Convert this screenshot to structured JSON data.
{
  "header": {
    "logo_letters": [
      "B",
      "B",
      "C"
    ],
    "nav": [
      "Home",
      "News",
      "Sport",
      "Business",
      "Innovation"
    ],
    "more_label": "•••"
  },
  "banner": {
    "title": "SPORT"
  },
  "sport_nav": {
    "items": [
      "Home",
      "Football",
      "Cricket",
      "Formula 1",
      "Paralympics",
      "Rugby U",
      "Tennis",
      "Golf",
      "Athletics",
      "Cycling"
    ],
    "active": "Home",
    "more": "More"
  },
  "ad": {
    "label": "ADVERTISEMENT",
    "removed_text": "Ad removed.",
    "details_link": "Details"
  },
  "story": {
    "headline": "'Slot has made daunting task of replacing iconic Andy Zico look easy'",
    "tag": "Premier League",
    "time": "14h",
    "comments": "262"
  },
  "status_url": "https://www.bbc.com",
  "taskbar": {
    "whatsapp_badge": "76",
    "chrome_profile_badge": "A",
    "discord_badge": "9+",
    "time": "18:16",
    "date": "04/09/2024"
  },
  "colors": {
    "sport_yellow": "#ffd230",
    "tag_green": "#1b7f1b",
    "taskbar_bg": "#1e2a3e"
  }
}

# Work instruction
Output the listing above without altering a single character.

# Task output
Convert this screenshot to structured JSON data.
{
  "header": {
    "logo_letters": [
      "B",
      "B",
      "C"
    ],
    "nav": [
      "Home",
      "News",
      "Sport",
      "Business",
      "Innovation"
    ],
    "more_label": "•••"
  },
  "banner": {
    "title": "SPORT"
  },
  "sport_nav": {
    "items": [
      "Home",
      "Football",
      "Cricket",
      "Formula 1",
      "Paralympics",
      "Rugby U",
      "Tennis",
      "Golf",
      "Athletics",
      "Cycling"
    ],
    "active": "Home",
    "more": "More"
  },
  "ad": {
    "label": "ADVERTISEMENT",
    "removed_text": "Ad removed.",
    "details_link": "Details"
  },
  "story": {
    "headline": "'Slot has made daunting task of replacing iconic Andy Zico look easy'",
    "tag": "Premier League",
    "time": "14h",
    "comments": "262"
  },
  "status_url": "https://www.bbc.com",
  "taskbar": {
    "whatsapp_badge": "76",
    "chrome_profile_badge": "A",
    "discord_badge": "9+",
    "time": "18:16",
    "date": "04/09/2024"
  },
  "colors": {
    "sport_yellow": "#ffd230",
    "tag_green": "#1b7f1b",
    "taskbar_bg": "#1e2a3e"
  }
}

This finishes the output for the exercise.